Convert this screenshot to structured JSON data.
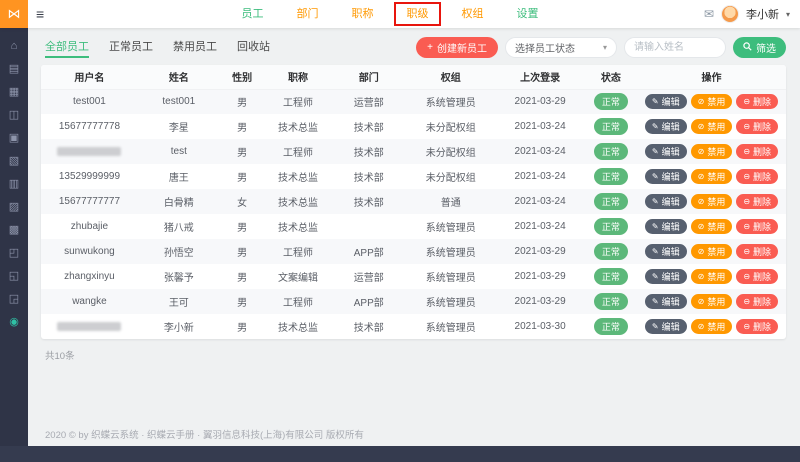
{
  "annotation": {
    "color": "#e8150d",
    "target_label": "职级"
  },
  "topbar": {
    "logo_icon": "⋈",
    "hamburger_icon": "≡",
    "mail_icon": "✉",
    "user_name": "李小新",
    "caret_icon": "▾",
    "nav": [
      {
        "label": "员工",
        "color": "#3dbd7d",
        "active": true
      },
      {
        "label": "部门",
        "color": "#ff9800"
      },
      {
        "label": "职称",
        "color": "#ff9800"
      },
      {
        "label": "职级",
        "color": "#ff9800",
        "annotated": true
      },
      {
        "label": "权组",
        "color": "#ff9800"
      },
      {
        "label": "设置",
        "color": "#3dbd7d"
      }
    ]
  },
  "sidebar": {
    "items": [
      {
        "name": "home-icon",
        "glyph": "⌂"
      },
      {
        "name": "apps-icon",
        "glyph": "▤"
      },
      {
        "name": "projects-icon",
        "glyph": "▦"
      },
      {
        "name": "team-icon",
        "glyph": "◫"
      },
      {
        "name": "calendar-icon",
        "glyph": "▣"
      },
      {
        "name": "tasks-icon",
        "glyph": "▧"
      },
      {
        "name": "documents-icon",
        "glyph": "▥"
      },
      {
        "name": "notebook-icon",
        "glyph": "▨"
      },
      {
        "name": "announcement-icon",
        "glyph": "▩"
      },
      {
        "name": "gallery-icon",
        "glyph": "◰"
      },
      {
        "name": "reports-icon",
        "glyph": "◱"
      },
      {
        "name": "tools-icon",
        "glyph": "◲"
      },
      {
        "name": "settings-icon",
        "glyph": "◉",
        "active": true
      }
    ]
  },
  "tabs": [
    {
      "label": "全部员工",
      "active": true
    },
    {
      "label": "正常员工"
    },
    {
      "label": "禁用员工"
    },
    {
      "label": "回收站"
    }
  ],
  "toolbar": {
    "create_icon": "+",
    "create_label": "创建新员工",
    "status_select_label": "选择员工状态",
    "select_caret_icon": "▾",
    "name_placeholder": "请输入姓名",
    "filter_label": "筛选"
  },
  "table": {
    "headers": [
      "用户名",
      "姓名",
      "性别",
      "职称",
      "部门",
      "权组",
      "上次登录",
      "状态",
      "操作"
    ],
    "status_color": "#5cb87a",
    "actions": [
      {
        "label": "编辑",
        "icon": "✎",
        "color": "#57606f"
      },
      {
        "label": "禁用",
        "icon": "⊘",
        "color": "#ff9800"
      },
      {
        "label": "删除",
        "icon": "⊖",
        "color": "#fa5c52"
      }
    ],
    "rows": [
      {
        "username": "test001",
        "masked": false,
        "name": "test001",
        "gender": "男",
        "title": "工程师",
        "dept": "运营部",
        "group": "系统管理员",
        "last_login": "2021-03-29",
        "status": "正常"
      },
      {
        "username": "15677777778",
        "masked": false,
        "name": "李星",
        "gender": "男",
        "title": "技术总监",
        "dept": "技术部",
        "group": "未分配权组",
        "last_login": "2021-03-24",
        "status": "正常"
      },
      {
        "username": "",
        "masked": true,
        "name": "test",
        "gender": "男",
        "title": "工程师",
        "dept": "技术部",
        "group": "未分配权组",
        "last_login": "2021-03-24",
        "status": "正常"
      },
      {
        "username": "13529999999",
        "masked": false,
        "name": "唐王",
        "gender": "男",
        "title": "技术总监",
        "dept": "技术部",
        "group": "未分配权组",
        "last_login": "2021-03-24",
        "status": "正常"
      },
      {
        "username": "15677777777",
        "masked": false,
        "name": "白骨精",
        "gender": "女",
        "title": "技术总监",
        "dept": "技术部",
        "group": "普通",
        "last_login": "2021-03-24",
        "status": "正常"
      },
      {
        "username": "zhubajie",
        "masked": false,
        "name": "猪八戒",
        "gender": "男",
        "title": "技术总监",
        "dept": "",
        "group": "系统管理员",
        "last_login": "2021-03-24",
        "status": "正常"
      },
      {
        "username": "sunwukong",
        "masked": false,
        "name": "孙悟空",
        "gender": "男",
        "title": "工程师",
        "dept": "APP部",
        "group": "系统管理员",
        "last_login": "2021-03-29",
        "status": "正常"
      },
      {
        "username": "zhangxinyu",
        "masked": false,
        "name": "张馨予",
        "gender": "男",
        "title": "文案编辑",
        "dept": "运营部",
        "group": "系统管理员",
        "last_login": "2021-03-29",
        "status": "正常"
      },
      {
        "username": "wangke",
        "masked": false,
        "name": "王可",
        "gender": "男",
        "title": "工程师",
        "dept": "APP部",
        "group": "系统管理员",
        "last_login": "2021-03-29",
        "status": "正常"
      },
      {
        "username": "",
        "masked": true,
        "name": "李小新",
        "gender": "男",
        "title": "技术总监",
        "dept": "技术部",
        "group": "系统管理员",
        "last_login": "2021-03-30",
        "status": "正常"
      }
    ]
  },
  "summary": "共10条",
  "footer": "2020 © by 织蝶云系统 · 织蝶云手册 · 翼羽信息科技(上海)有限公司 版权所有"
}
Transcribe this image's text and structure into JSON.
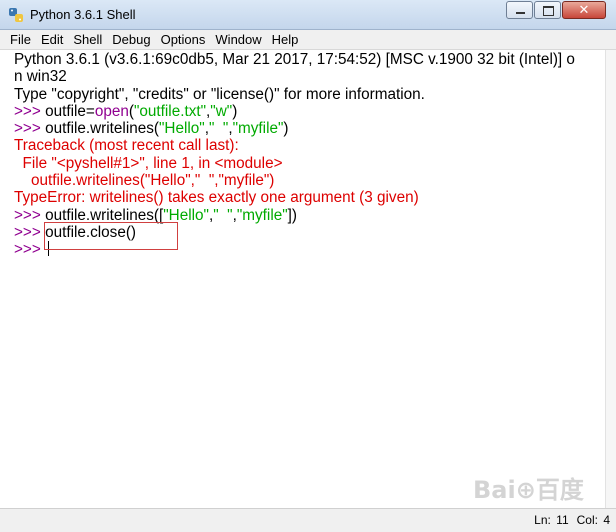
{
  "window": {
    "title": "Python 3.6.1 Shell",
    "close_glyph": "✕"
  },
  "menu": [
    "File",
    "Edit",
    "Shell",
    "Debug",
    "Options",
    "Window",
    "Help"
  ],
  "shell": {
    "banner1": "Python 3.6.1 (v3.6.1:69c0db5, Mar 21 2017, 17:54:52) [MSC v.1900 32 bit (Intel)] o",
    "banner2": "n win32",
    "banner3": "Type \"copyright\", \"credits\" or \"license()\" for more information.",
    "prompt": ">>> ",
    "cmd1": {
      "a": "outfile=",
      "b": "open",
      "c": "(",
      "d": "\"outfile.txt\"",
      "e": ",",
      "f": "\"w\"",
      "g": ")"
    },
    "cmd2": {
      "a": "outfile.writelines(",
      "b": "\"Hello\"",
      "c": ",",
      "d": "\"  \"",
      "e": ",",
      "f": "\"myfile\"",
      "g": ")"
    },
    "tb1": "Traceback (most recent call last):",
    "tb2": "  File \"<pyshell#1>\", line 1, in <module>",
    "tb3": "    outfile.writelines(\"Hello\",\"  \",\"myfile\")",
    "tb4": "TypeError: writelines() takes exactly one argument (3 given)",
    "cmd3": {
      "a": "outfile.writelines([",
      "b": "\"Hello\"",
      "c": ",",
      "d": "\"  \"",
      "e": ",",
      "f": "\"myfile\"",
      "g": "])"
    },
    "cmd4": "outfile.close()"
  },
  "status": {
    "ln": "Ln: 11",
    "col": "Col: 4"
  },
  "watermark": "Bai⊕百度"
}
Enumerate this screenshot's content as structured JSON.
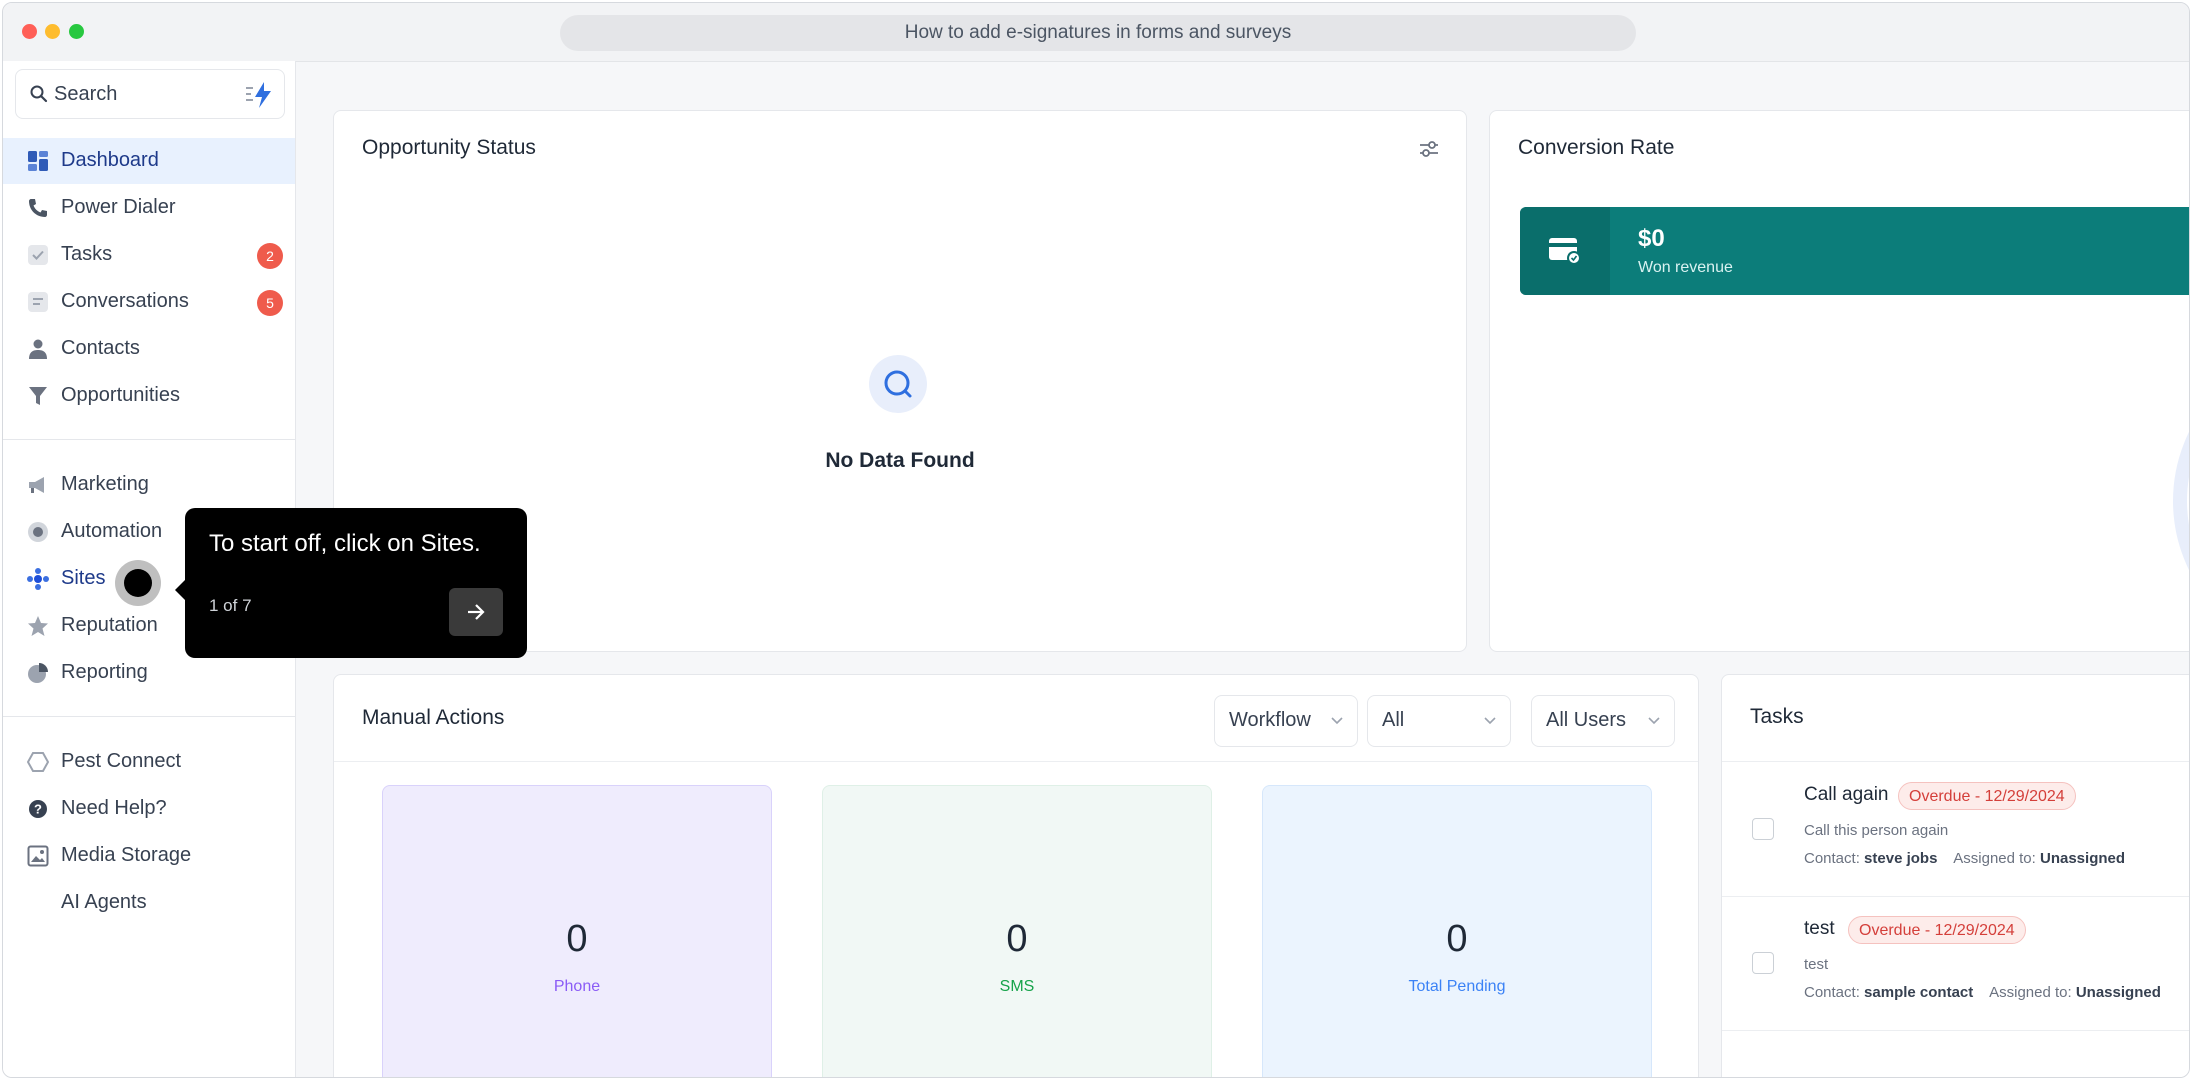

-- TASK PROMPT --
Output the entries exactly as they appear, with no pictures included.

-- TASK ANSWER --
Convert this screenshot to structured JSON data.
{
  "annotation": {
    "color": "#e8150d",
    "target_label": "职级"
  },
  "topbar": {
    "logo_icon": "⋈",
    "hamburger_icon": "≡",
    "mail_icon": "✉",
    "user_name": "李小新",
    "caret_icon": "▾",
    "nav": [
      {
        "label": "员工",
        "color": "#3dbd7d",
        "active": true
      },
      {
        "label": "部门",
        "color": "#ff9800"
      },
      {
        "label": "职称",
        "color": "#ff9800"
      },
      {
        "label": "职级",
        "color": "#ff9800",
        "annotated": true
      },
      {
        "label": "权组",
        "color": "#ff9800"
      },
      {
        "label": "设置",
        "color": "#3dbd7d"
      }
    ]
  },
  "sidebar": {
    "items": [
      {
        "name": "home-icon",
        "glyph": "⌂"
      },
      {
        "name": "apps-icon",
        "glyph": "▤"
      },
      {
        "name": "projects-icon",
        "glyph": "▦"
      },
      {
        "name": "team-icon",
        "glyph": "◫"
      },
      {
        "name": "calendar-icon",
        "glyph": "▣"
      },
      {
        "name": "tasks-icon",
        "glyph": "▧"
      },
      {
        "name": "documents-icon",
        "glyph": "▥"
      },
      {
        "name": "notebook-icon",
        "glyph": "▨"
      },
      {
        "name": "announcement-icon",
        "glyph": "▩"
      },
      {
        "name": "gallery-icon",
        "glyph": "◰"
      },
      {
        "name": "reports-icon",
        "glyph": "◱"
      },
      {
        "name": "tools-icon",
        "glyph": "◲"
      },
      {
        "name": "settings-icon",
        "glyph": "◉",
        "active": true
      }
    ]
  },
  "tabs": [
    {
      "label": "全部员工",
      "active": true
    },
    {
      "label": "正常员工"
    },
    {
      "label": "禁用员工"
    },
    {
      "label": "回收站"
    }
  ],
  "toolbar": {
    "create_icon": "+",
    "create_label": "创建新员工",
    "status_select_label": "选择员工状态",
    "select_caret_icon": "▾",
    "name_placeholder": "请输入姓名",
    "filter_label": "筛选"
  },
  "table": {
    "headers": [
      "用户名",
      "姓名",
      "性别",
      "职称",
      "部门",
      "权组",
      "上次登录",
      "状态",
      "操作"
    ],
    "status_color": "#5cb87a",
    "actions": [
      {
        "label": "编辑",
        "icon": "✎",
        "color": "#57606f"
      },
      {
        "label": "禁用",
        "icon": "⊘",
        "color": "#ff9800"
      },
      {
        "label": "删除",
        "icon": "⊖",
        "color": "#fa5c52"
      }
    ],
    "rows": [
      {
        "username": "test001",
        "masked": false,
        "name": "test001",
        "gender": "男",
        "title": "工程师",
        "dept": "运营部",
        "group": "系统管理员",
        "last_login": "2021-03-29",
        "status": "正常"
      },
      {
        "username": "15677777778",
        "masked": false,
        "name": "李星",
        "gender": "男",
        "title": "技术总监",
        "dept": "技术部",
        "group": "未分配权组",
        "last_login": "2021-03-24",
        "status": "正常"
      },
      {
        "username": "",
        "masked": true,
        "name": "test",
        "gender": "男",
        "title": "工程师",
        "dept": "技术部",
        "group": "未分配权组",
        "last_login": "2021-03-24",
        "status": "正常"
      },
      {
        "username": "13529999999",
        "masked": false,
        "name": "唐王",
        "gender": "男",
        "title": "技术总监",
        "dept": "技术部",
        "group": "未分配权组",
        "last_login": "2021-03-24",
        "status": "正常"
      },
      {
        "username": "15677777777",
        "masked": false,
        "name": "白骨精",
        "gender": "女",
        "title": "技术总监",
        "dept": "技术部",
        "group": "普通",
        "last_login": "2021-03-24",
        "status": "正常"
      },
      {
        "username": "zhubajie",
        "masked": false,
        "name": "猪八戒",
        "gender": "男",
        "title": "技术总监",
        "dept": "",
        "group": "系统管理员",
        "last_login": "2021-03-24",
        "status": "正常"
      },
      {
        "username": "sunwukong",
        "masked": false,
        "name": "孙悟空",
        "gender": "男",
        "title": "工程师",
        "dept": "APP部",
        "group": "系统管理员",
        "last_login": "2021-03-29",
        "status": "正常"
      },
      {
        "username": "zhangxinyu",
        "masked": false,
        "name": "张馨予",
        "gender": "男",
        "title": "文案编辑",
        "dept": "运营部",
        "group": "系统管理员",
        "last_login": "2021-03-29",
        "status": "正常"
      },
      {
        "username": "wangke",
        "masked": false,
        "name": "王可",
        "gender": "男",
        "title": "工程师",
        "dept": "APP部",
        "group": "系统管理员",
        "last_login": "2021-03-29",
        "status": "正常"
      },
      {
        "username": "",
        "masked": true,
        "name": "李小新",
        "gender": "男",
        "title": "技术总监",
        "dept": "技术部",
        "group": "系统管理员",
        "last_login": "2021-03-30",
        "status": "正常"
      }
    ]
  },
  "summary": "共10条",
  "footer": "2020 © by 织蝶云系统 · 织蝶云手册 · 翼羽信息科技(上海)有限公司 版权所有"
}
Transcribe this image's text and structure into JSON.
{
  "window": {
    "title": "Python 3.6.1 Shell",
    "close_glyph": "✕"
  },
  "menu": [
    "File",
    "Edit",
    "Shell",
    "Debug",
    "Options",
    "Window",
    "Help"
  ],
  "shell": {
    "banner1": "Python 3.6.1 (v3.6.1:69c0db5, Mar 21 2017, 17:54:52) [MSC v.1900 32 bit (Intel)] o",
    "banner2": "n win32",
    "banner3": "Type \"copyright\", \"credits\" or \"license()\" for more information.",
    "prompt": ">>> ",
    "cmd1": {
      "a": "outfile=",
      "b": "open",
      "c": "(",
      "d": "\"outfile.txt\"",
      "e": ",",
      "f": "\"w\"",
      "g": ")"
    },
    "cmd2": {
      "a": "outfile.writelines(",
      "b": "\"Hello\"",
      "c": ",",
      "d": "\"  \"",
      "e": ",",
      "f": "\"myfile\"",
      "g": ")"
    },
    "tb1": "Traceback (most recent call last):",
    "tb2": "  File \"<pyshell#1>\", line 1, in <module>",
    "tb3": "    outfile.writelines(\"Hello\",\"  \",\"myfile\")",
    "tb4": "TypeError: writelines() takes exactly one argument (3 given)",
    "cmd3": {
      "a": "outfile.writelines([",
      "b": "\"Hello\"",
      "c": ",",
      "d": "\"  \"",
      "e": ",",
      "f": "\"myfile\"",
      "g": "])"
    },
    "cmd4": "outfile.close()"
  },
  "status": {
    "ln": "Ln: 11",
    "col": "Col: 4"
  },
  "watermark": "Bai⊕百度"
}
Enumerate this screenshot's content as structured JSON.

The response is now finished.